What we did was reverse the educational paradigm for those “practical theology” functions (i.e. preaching, teaching, counseling, and officiating). In traditional classes the process is essentially to focus on a concept and then tell stories about how that works out in various situations. We gather in classrooms to study activities going on somewhere else. It is about principles in search of applications. On our weekends the situations came first and the concepts were identified in retrospect. It was inductive. We did what we needed to do; then we thought carefully about it, and tried to do it better the next time, if there was a next time.
We were constantly surprised by peak learning moments. The best were challenges or interruptions, random and unplanned. Sometimes it was a spontaneous act that reverberated most resoundingly. [I was astonished by the ripples that resulted from my simply taking a blind man to breakfast one Sunday morning (as in the picture with this essay). Most of the student-team hadn’t realized how important random acts of kindness could be as keys to ministry.]

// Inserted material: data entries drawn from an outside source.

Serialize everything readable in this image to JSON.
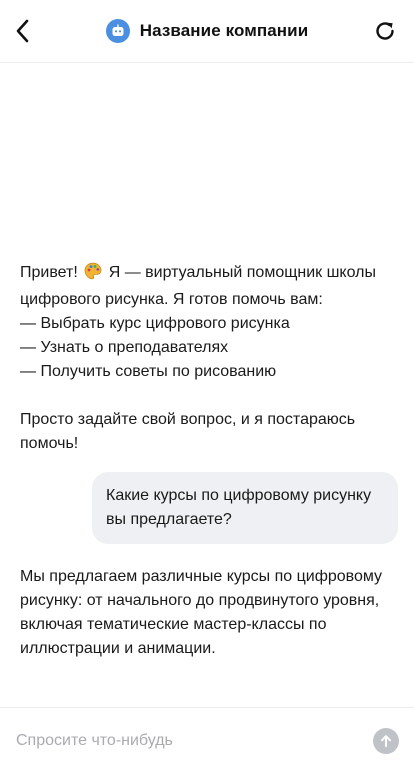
{
  "header": {
    "title": "Название компании"
  },
  "messages": {
    "bot_greeting_1": "Привет!",
    "bot_greeting_2": "Я — виртуальный помощник школы цифрового рисунка. Я готов помочь вам:\n— Выбрать курс цифрового рисунка\n— Узнать о преподавателях\n— Получить советы по рисованию\n\nПросто задайте свой вопрос, и я постараюсь помочь!",
    "user_question": "Какие курсы по цифровому рисунку вы предлагаете?",
    "bot_answer": "Мы предлагаем различные курсы по цифровому рисунку: от начального до продвинутого уровня, включая тематические мастер-классы по иллюстрации и анимации."
  },
  "composer": {
    "placeholder": "Спросите что-нибудь"
  },
  "icons": {
    "back": "chevron-left-icon",
    "bot": "bot-icon",
    "refresh": "refresh-icon",
    "emoji": "palette-emoji-icon",
    "send": "arrow-up-icon"
  },
  "colors": {
    "accent": "#4a8fe0",
    "user_bubble": "#eef0f3",
    "send_button": "#bfc3c8"
  }
}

Context was a continuous issue, without which most of the learning experiences made less sense. In fact, it was context that made every incident unique, and it was uniqueness that demanded coherent explanation, that being the threshold of theological meaning inherent in the experience.
Pretty soon it happened that the learning that was taking place not only informed us about the practical undertakings in which we were involved, they were also leading to vocational and spiritual discernment that just never happened as predictably in other kinds of theological education.
Another result was the evolution of community. At the outset we were a group of outsiders who came on weekends. But our group coalesced and became colleagues. The villages to which we went welcomed us as they were able, but that evolved to the point that we actually became part of the village to some extent because of how we slept on floors and ate in the market or in church halls with kids. If there was a village fair we were there, and toward the end of the year we had a fair and the whole village came.
If we had not had to conform to the university’s academic requirements and calendar we would have achieved a level of involvement in which we became participants in village affairs with voices in creating the village’s future as well as expanding the capacity of the church to be effective and influential. That was a vision some of those students perceived. Even though that model was not continued by the seminary in Thailand, some of those students never lost the vision.
Rev. Dr. Kenneth Dobson posts his weekly reflections on this blog.